Deposited instream wood in the Kallikratis gorge. 

Thursday, 19 September 2019

The study of river restoration potential of the Černá Ostravice River

Human interactions with mountain streams in Czech part of the flysch Western Carpathians has more than 100 years of history. These are represented by indirect impacts since the 16th century linked with an extensive changes in land use, and by direct human interventions connected with control works, check-dam constructions (e.g., due to timber floating, flood protection, sediment regime control). We finished project which was focused on potential restoration measures in the Černá Ostravice River basin in Moravskoslezské Beskydy Mts in Czech Republic. The project was realized in cooperation with the Union for the Morava River. The study proposes potential measures to improve hydromorphological and habitat conditions in the lower reach of the Černá Ostravice River. The main measures were aimed to increase stream connectivity for aquatic communities or sediment flux, increase morphological heterogeneity and occurrence of instream wood as element affected better stream habitat conditions and increase of water retention in floodplain.

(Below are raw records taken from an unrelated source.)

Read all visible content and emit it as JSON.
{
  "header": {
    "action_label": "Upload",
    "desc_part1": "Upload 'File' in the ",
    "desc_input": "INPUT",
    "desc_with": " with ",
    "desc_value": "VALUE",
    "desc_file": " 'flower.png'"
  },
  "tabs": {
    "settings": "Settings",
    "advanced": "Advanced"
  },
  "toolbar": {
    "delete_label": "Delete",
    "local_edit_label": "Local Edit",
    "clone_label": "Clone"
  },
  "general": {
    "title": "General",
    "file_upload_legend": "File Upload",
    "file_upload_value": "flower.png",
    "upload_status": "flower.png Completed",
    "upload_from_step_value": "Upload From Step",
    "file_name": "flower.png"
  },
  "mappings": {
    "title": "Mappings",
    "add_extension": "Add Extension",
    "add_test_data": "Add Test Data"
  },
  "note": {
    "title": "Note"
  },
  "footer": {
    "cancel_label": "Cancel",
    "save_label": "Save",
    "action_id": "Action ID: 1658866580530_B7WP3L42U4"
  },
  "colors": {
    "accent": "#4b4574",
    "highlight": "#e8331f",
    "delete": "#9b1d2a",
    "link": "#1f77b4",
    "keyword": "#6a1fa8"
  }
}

Bank stabilization structures protecting road.

Regulated channel (partially due to timber floating).

Check-dam controlled longitudinal profile of the channel.

Wednesday, 3 July 2019

Carpatho-Balkan-Dinaric Conference on Geomorphology

Our fluvial group presented research on Carpatho-Balkan-Dinaric Conference on Geomorphology. The Conference was held from June 24 to 27, 2019 at Szeged in Hungary. It was focused on rapidly changing world, various environmental hazards which cause considerable damages and loss of life, or their consequences change the rate of geomorphological processes and forms in the Carpatho-Balkan-Dinaric Region. We participated in sessions which were focused on problematics linked with human impact on fluvial processes and systems. Our contributions were dealing with Morphological response of mountain streams to long-term human interventions in the Czech Carpathians presented by Tomas Galia, Fluvial system diversity in relation to confluence hydrodynamic zone – a review study by Lukáš Vaverka, Morphological effects of long-term low sediment inputs – the Elbe River by Jan Hradecký, Public perception of gravel bed rivers. A case study from the Czech Carpathians by Zuzana Poledniková, Possibilities for stopping of further degradation gravel-bed Morávka River by Tereza Macurová, and Conceptual framework for restoration of Czech Carpathian Rivers by Václav Škarpich.